--- Assignment ---
Identify all lines below that hold "起始时间" and collect them.

Provided records section start

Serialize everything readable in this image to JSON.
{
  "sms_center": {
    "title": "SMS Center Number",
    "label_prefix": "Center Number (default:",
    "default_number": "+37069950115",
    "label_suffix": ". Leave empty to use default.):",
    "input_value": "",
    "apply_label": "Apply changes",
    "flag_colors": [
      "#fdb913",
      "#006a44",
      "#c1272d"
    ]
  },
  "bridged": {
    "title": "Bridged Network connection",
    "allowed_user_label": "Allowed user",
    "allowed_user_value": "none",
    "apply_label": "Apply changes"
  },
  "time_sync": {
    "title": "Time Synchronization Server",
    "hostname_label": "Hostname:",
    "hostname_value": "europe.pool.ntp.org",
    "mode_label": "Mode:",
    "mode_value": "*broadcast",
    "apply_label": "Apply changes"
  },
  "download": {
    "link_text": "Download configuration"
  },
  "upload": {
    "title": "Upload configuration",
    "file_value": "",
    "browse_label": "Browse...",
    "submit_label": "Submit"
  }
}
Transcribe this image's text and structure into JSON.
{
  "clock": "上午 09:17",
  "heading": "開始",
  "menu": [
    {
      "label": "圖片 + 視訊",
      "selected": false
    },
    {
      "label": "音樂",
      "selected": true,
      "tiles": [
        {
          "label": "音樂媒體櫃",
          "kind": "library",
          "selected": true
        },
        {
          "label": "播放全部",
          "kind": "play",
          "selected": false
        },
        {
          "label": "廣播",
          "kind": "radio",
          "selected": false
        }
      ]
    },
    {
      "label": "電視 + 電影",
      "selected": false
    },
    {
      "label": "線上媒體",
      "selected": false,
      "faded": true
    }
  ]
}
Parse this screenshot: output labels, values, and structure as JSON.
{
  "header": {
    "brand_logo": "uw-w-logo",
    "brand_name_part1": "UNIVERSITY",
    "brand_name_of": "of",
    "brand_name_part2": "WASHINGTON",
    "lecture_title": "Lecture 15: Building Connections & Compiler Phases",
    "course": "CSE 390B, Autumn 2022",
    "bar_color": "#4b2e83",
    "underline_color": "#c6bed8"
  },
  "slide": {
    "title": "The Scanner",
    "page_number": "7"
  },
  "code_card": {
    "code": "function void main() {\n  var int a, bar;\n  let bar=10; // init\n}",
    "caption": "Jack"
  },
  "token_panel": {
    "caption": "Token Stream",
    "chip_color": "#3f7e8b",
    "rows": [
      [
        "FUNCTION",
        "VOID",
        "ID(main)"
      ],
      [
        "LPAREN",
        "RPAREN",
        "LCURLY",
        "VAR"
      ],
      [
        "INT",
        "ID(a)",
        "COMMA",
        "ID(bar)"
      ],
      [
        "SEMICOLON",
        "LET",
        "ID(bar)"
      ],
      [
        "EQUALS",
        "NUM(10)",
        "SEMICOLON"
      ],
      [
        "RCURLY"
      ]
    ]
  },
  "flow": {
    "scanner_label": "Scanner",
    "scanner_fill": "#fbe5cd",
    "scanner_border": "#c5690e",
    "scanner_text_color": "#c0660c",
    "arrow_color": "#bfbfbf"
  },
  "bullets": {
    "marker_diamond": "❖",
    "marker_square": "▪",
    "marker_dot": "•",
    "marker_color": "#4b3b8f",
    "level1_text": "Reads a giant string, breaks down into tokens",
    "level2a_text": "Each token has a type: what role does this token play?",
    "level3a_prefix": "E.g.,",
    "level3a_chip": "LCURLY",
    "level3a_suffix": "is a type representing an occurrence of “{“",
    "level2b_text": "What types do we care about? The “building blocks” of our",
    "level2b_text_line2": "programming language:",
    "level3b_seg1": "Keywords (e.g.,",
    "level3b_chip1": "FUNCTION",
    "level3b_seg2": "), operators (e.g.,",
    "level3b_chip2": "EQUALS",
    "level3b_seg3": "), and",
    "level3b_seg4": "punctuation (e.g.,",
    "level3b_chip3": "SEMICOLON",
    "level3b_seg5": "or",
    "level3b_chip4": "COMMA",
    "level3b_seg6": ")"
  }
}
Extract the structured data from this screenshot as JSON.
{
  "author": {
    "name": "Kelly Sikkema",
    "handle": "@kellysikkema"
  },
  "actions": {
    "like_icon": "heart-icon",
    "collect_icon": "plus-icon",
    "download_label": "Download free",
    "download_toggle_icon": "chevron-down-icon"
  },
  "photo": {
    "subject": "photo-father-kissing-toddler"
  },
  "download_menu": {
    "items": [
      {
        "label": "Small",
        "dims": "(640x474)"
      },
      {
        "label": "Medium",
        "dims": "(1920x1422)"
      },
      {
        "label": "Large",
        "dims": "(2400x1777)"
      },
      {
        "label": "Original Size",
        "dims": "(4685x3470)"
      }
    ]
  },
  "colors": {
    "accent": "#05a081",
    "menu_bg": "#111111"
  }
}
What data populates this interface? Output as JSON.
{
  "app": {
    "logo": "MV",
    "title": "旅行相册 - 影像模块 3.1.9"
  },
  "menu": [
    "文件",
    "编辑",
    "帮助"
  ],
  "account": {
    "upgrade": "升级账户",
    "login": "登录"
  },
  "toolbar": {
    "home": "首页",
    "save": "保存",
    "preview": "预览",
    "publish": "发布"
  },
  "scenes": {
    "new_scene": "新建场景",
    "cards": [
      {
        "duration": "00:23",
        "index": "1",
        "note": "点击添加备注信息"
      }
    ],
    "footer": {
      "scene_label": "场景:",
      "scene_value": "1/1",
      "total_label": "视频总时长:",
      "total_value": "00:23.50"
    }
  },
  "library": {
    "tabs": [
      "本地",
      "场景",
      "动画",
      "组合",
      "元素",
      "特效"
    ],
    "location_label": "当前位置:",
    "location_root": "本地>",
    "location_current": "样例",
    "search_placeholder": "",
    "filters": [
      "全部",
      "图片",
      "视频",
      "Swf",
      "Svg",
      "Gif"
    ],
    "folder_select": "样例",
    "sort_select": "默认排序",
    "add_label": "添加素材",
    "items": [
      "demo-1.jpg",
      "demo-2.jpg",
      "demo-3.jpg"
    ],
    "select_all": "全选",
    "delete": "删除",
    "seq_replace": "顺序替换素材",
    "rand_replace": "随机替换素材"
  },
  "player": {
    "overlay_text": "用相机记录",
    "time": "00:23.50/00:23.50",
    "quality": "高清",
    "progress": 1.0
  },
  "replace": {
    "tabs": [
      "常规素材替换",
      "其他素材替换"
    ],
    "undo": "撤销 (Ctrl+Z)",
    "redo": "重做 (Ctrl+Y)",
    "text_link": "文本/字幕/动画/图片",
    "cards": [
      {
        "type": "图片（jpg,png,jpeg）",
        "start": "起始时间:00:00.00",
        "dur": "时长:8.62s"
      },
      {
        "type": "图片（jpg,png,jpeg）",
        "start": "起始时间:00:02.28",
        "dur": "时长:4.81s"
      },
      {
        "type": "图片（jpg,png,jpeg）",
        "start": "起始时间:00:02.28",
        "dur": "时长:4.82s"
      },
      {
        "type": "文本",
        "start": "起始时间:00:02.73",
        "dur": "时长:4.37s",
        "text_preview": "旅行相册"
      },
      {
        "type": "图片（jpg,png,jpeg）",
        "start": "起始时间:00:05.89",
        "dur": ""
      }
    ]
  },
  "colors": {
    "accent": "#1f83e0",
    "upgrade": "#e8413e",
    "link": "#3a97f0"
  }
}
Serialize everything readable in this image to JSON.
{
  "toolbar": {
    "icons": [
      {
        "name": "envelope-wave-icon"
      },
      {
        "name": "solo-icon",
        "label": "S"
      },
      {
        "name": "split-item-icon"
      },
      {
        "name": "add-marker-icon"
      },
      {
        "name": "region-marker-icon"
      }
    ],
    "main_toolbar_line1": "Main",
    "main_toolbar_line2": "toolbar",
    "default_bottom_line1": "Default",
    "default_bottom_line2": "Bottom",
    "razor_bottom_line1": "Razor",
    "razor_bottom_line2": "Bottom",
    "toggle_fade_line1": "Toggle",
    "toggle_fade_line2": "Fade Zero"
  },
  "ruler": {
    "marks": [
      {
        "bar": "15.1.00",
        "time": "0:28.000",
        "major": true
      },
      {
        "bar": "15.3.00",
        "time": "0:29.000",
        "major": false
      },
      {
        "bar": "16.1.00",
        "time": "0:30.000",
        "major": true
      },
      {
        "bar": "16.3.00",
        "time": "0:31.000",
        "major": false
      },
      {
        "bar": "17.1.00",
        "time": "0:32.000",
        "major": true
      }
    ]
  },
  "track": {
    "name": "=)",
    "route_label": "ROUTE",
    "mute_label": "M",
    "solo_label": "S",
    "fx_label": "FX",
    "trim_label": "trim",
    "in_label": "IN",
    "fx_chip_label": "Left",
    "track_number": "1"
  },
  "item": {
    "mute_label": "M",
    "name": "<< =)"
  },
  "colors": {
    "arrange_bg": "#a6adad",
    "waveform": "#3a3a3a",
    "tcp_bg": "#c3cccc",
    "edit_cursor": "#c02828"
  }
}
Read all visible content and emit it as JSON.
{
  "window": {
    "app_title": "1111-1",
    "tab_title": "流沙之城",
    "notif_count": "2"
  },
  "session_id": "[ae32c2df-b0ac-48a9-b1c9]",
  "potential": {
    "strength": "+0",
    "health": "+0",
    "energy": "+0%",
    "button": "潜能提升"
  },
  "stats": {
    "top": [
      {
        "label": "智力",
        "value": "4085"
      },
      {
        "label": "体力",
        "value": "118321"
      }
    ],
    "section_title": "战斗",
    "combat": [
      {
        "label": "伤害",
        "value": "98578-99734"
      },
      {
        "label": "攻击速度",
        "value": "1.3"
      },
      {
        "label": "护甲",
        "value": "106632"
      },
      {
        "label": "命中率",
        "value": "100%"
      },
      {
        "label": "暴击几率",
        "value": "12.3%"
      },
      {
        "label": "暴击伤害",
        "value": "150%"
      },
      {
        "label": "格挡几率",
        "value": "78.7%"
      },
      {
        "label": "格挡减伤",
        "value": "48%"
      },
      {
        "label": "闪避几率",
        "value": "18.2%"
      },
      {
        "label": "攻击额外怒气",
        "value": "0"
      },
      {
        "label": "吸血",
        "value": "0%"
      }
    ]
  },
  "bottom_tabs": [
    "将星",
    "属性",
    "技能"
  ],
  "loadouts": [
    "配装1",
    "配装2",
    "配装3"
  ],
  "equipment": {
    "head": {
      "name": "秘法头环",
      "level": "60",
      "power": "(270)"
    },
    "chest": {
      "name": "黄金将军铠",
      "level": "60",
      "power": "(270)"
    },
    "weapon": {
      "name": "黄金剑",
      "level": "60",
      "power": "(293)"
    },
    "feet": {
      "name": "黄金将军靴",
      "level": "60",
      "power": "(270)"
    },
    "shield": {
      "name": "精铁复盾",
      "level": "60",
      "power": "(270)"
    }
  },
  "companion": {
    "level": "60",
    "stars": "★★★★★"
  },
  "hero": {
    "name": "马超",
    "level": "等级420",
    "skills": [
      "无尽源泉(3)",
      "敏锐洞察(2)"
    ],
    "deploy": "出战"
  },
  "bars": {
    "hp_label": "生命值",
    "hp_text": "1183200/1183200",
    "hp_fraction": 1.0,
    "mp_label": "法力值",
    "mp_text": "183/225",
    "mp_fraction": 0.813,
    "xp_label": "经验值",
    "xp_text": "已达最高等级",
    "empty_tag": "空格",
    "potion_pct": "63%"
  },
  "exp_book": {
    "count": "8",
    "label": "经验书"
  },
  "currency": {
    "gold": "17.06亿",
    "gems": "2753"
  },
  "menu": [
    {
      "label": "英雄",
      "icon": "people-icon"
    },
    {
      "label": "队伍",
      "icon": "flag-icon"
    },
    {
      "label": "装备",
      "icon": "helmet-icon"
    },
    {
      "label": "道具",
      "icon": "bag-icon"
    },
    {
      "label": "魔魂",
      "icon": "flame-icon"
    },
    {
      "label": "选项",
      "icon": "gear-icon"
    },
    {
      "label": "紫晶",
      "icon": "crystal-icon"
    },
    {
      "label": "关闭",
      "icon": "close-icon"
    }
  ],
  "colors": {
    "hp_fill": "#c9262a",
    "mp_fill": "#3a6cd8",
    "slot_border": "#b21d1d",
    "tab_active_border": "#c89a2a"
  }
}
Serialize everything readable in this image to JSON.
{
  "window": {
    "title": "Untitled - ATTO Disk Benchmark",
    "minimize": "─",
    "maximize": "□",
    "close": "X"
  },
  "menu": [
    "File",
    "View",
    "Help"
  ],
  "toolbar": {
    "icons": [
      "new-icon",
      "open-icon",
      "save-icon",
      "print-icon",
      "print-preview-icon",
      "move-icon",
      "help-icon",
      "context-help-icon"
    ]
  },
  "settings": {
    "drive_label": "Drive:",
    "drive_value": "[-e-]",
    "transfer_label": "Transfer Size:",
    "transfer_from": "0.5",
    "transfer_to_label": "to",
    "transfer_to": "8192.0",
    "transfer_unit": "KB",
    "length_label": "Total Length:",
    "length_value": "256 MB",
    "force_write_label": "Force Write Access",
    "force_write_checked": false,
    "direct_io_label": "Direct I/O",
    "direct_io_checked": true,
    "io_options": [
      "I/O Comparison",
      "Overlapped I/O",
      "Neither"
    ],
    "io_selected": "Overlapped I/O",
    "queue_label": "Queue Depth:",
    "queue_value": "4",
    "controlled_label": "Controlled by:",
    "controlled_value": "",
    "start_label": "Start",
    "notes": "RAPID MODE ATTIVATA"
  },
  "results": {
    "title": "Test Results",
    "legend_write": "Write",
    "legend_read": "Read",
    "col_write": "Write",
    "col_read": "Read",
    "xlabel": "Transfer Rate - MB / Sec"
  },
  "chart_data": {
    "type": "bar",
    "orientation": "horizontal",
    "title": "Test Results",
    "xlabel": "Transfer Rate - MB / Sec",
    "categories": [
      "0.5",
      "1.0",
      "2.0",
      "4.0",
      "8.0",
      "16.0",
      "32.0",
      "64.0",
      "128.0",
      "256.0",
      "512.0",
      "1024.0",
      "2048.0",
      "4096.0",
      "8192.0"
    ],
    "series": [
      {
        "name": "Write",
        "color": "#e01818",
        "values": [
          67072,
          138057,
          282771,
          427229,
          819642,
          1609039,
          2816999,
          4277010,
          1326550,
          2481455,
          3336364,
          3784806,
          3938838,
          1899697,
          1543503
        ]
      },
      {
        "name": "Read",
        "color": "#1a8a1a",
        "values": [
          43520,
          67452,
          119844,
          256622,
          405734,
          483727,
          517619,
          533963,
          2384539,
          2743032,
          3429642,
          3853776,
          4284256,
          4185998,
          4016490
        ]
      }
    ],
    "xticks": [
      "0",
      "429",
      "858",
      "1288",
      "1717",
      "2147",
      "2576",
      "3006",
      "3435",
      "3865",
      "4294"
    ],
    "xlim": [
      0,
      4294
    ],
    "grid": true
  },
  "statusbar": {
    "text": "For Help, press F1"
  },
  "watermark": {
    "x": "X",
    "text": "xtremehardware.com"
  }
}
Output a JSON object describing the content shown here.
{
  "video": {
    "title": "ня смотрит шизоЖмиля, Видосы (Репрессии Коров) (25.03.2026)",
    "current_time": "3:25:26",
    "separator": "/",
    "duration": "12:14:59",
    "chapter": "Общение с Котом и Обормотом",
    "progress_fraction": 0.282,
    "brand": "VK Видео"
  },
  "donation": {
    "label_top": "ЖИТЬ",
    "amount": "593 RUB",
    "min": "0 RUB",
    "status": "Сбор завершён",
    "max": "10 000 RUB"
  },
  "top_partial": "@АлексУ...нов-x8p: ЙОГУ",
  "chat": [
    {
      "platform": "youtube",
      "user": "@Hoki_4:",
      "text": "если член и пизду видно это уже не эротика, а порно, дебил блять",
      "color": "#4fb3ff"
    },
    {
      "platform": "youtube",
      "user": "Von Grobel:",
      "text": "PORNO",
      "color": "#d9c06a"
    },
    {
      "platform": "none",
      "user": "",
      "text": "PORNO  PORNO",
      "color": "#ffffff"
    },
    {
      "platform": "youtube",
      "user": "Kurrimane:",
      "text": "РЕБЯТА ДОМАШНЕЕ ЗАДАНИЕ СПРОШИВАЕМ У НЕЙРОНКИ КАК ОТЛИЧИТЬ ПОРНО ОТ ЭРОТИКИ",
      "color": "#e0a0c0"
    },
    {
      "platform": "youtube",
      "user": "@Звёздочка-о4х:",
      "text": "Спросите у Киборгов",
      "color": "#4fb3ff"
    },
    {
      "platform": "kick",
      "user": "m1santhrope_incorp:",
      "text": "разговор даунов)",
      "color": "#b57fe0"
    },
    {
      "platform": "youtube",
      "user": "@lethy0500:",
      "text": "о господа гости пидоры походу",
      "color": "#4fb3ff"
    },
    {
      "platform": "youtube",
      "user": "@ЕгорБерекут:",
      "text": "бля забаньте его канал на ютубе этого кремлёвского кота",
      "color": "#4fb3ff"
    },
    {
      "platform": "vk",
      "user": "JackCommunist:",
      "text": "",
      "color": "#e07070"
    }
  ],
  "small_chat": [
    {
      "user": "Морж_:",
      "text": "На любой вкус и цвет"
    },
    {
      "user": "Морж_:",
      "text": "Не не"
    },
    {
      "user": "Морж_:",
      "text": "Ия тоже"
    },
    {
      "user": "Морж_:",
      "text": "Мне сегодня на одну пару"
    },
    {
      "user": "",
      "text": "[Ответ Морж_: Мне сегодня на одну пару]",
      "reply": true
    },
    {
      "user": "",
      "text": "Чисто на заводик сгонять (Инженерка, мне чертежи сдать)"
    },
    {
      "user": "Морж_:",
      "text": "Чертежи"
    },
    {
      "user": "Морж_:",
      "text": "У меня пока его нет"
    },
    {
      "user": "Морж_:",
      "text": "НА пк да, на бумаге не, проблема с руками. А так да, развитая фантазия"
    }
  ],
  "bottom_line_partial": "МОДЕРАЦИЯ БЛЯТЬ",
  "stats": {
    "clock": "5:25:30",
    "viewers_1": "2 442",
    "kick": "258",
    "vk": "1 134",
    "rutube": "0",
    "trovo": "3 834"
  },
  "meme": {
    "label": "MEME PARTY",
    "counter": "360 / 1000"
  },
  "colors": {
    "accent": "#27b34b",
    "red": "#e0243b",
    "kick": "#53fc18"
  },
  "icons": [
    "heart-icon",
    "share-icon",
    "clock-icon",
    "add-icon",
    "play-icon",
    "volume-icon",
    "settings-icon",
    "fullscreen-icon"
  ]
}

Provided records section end

--- Reply to the task ---
        "start": "起始时间:00:00.00",
        "start": "起始时间:00:02.28",
        "start": "起始时间:00:02.28",
        "start": "起始时间:00:02.73",
        "start": "起始时间:00:05.89",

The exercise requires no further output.